PROBLEM REQUIREMENTS: Please reproduce the entries exactly as they appear below, but not the pictures.
▬▬▬▬▬▬
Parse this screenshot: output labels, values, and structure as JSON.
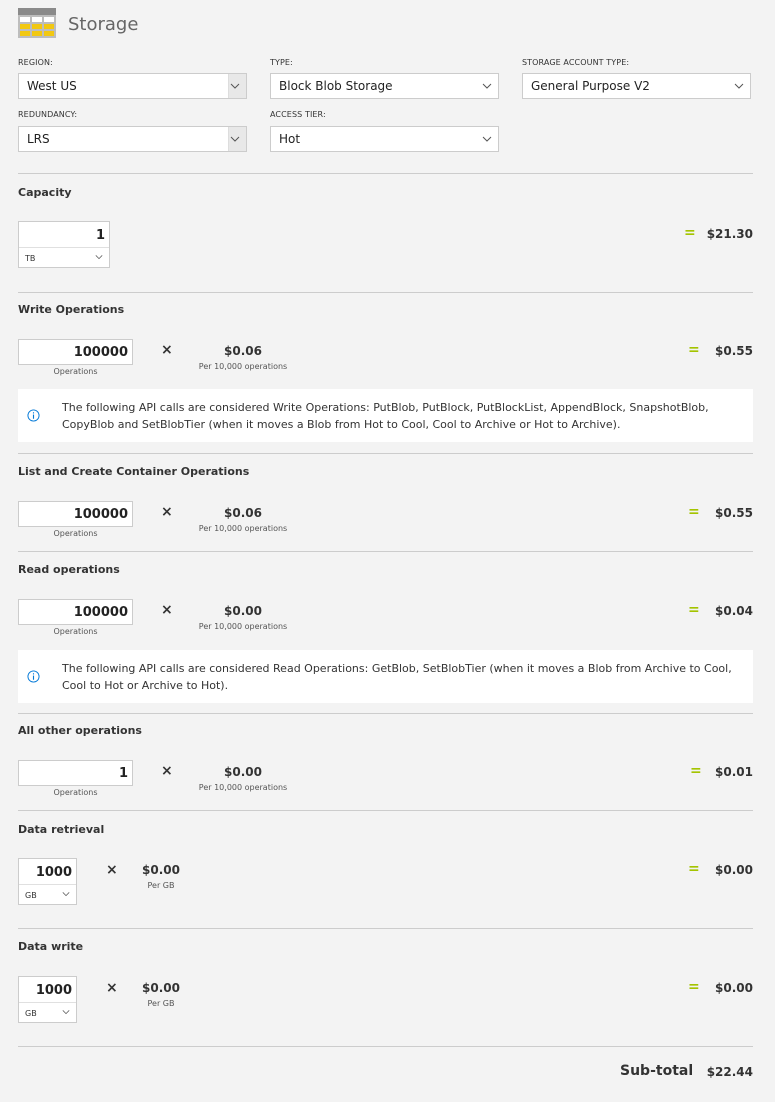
{
  "header": {
    "title": "Storage",
    "icon": "storage-table-icon"
  },
  "config": {
    "region": {
      "label": "REGION:",
      "value": "West US"
    },
    "type": {
      "label": "TYPE:",
      "value": "Block Blob Storage"
    },
    "account_type": {
      "label": "STORAGE ACCOUNT TYPE:",
      "value": "General Purpose V2"
    },
    "redundancy": {
      "label": "REDUNDANCY:",
      "value": "LRS"
    },
    "access_tier": {
      "label": "ACCESS TIER:",
      "value": "Hot"
    }
  },
  "capacity": {
    "title": "Capacity",
    "qty": "1",
    "unit": "TB",
    "total": "$21.30"
  },
  "write_ops": {
    "title": "Write Operations",
    "qty": "100000",
    "qty_label": "Operations",
    "price": "$0.06",
    "price_label": "Per 10,000 operations",
    "total": "$0.55",
    "info": "The following API calls are considered Write Operations: PutBlob, PutBlock, PutBlockList, AppendBlock, SnapshotBlob, CopyBlob and SetBlobTier (when it moves a Blob from Hot to Cool, Cool to Archive or Hot to Archive)."
  },
  "list_ops": {
    "title": "List and Create Container Operations",
    "qty": "100000",
    "qty_label": "Operations",
    "price": "$0.06",
    "price_label": "Per 10,000 operations",
    "total": "$0.55"
  },
  "read_ops": {
    "title": "Read operations",
    "qty": "100000",
    "qty_label": "Operations",
    "price": "$0.00",
    "price_label": "Per 10,000 operations",
    "total": "$0.04",
    "info": "The following API calls are considered Read Operations: GetBlob, SetBlobTier (when it moves a Blob from Archive to Cool, Cool to Hot or Archive to Hot)."
  },
  "other_ops": {
    "title": "All other operations",
    "qty": "1",
    "qty_label": "Operations",
    "price": "$0.00",
    "price_label": "Per 10,000 operations",
    "total": "$0.01"
  },
  "data_retrieval": {
    "title": "Data retrieval",
    "qty": "1000",
    "unit": "GB",
    "price": "$0.00",
    "price_label": "Per GB",
    "total": "$0.00"
  },
  "data_write": {
    "title": "Data write",
    "qty": "1000",
    "unit": "GB",
    "price": "$0.00",
    "price_label": "Per GB",
    "total": "$0.00"
  },
  "symbols": {
    "times": "×",
    "equals": "="
  },
  "subtotal": {
    "label": "Sub-total",
    "value": "$22.44"
  },
  "colors": {
    "accent": "#a4c400",
    "info_icon": "#0078d7",
    "icon_yellow": "#f2c811"
  }
}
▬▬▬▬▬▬
YOUR RESPONSE:
Parse this screenshot: output labels, values, and structure as JSON.
{
  "header": {
    "title": "Storage",
    "icon": "storage-table-icon"
  },
  "config": {
    "region": {
      "label": "REGION:",
      "value": "West US"
    },
    "type": {
      "label": "TYPE:",
      "value": "Block Blob Storage"
    },
    "account_type": {
      "label": "STORAGE ACCOUNT TYPE:",
      "value": "General Purpose V2"
    },
    "redundancy": {
      "label": "REDUNDANCY:",
      "value": "LRS"
    },
    "access_tier": {
      "label": "ACCESS TIER:",
      "value": "Hot"
    }
  },
  "capacity": {
    "title": "Capacity",
    "qty": "1",
    "unit": "TB",
    "total": "$21.30"
  },
  "write_ops": {
    "title": "Write Operations",
    "qty": "100000",
    "qty_label": "Operations",
    "price": "$0.06",
    "price_label": "Per 10,000 operations",
    "total": "$0.55",
    "info": "The following API calls are considered Write Operations: PutBlob, PutBlock, PutBlockList, AppendBlock, SnapshotBlob, CopyBlob and SetBlobTier (when it moves a Blob from Hot to Cool, Cool to Archive or Hot to Archive)."
  },
  "list_ops": {
    "title": "List and Create Container Operations",
    "qty": "100000",
    "qty_label": "Operations",
    "price": "$0.06",
    "price_label": "Per 10,000 operations",
    "total": "$0.55"
  },
  "read_ops": {
    "title": "Read operations",
    "qty": "100000",
    "qty_label": "Operations",
    "price": "$0.00",
    "price_label": "Per 10,000 operations",
    "total": "$0.04",
    "info": "The following API calls are considered Read Operations: GetBlob, SetBlobTier (when it moves a Blob from Archive to Cool, Cool to Hot or Archive to Hot)."
  },
  "other_ops": {
    "title": "All other operations",
    "qty": "1",
    "qty_label": "Operations",
    "price": "$0.00",
    "price_label": "Per 10,000 operations",
    "total": "$0.01"
  },
  "data_retrieval": {
    "title": "Data retrieval",
    "qty": "1000",
    "unit": "GB",
    "price": "$0.00",
    "price_label": "Per GB",
    "total": "$0.00"
  },
  "data_write": {
    "title": "Data write",
    "qty": "1000",
    "unit": "GB",
    "price": "$0.00",
    "price_label": "Per GB",
    "total": "$0.00"
  },
  "symbols": {
    "times": "×",
    "equals": "="
  },
  "subtotal": {
    "label": "Sub-total",
    "value": "$22.44"
  },
  "colors": {
    "accent": "#a4c400",
    "info_icon": "#0078d7",
    "icon_yellow": "#f2c811"
  }
}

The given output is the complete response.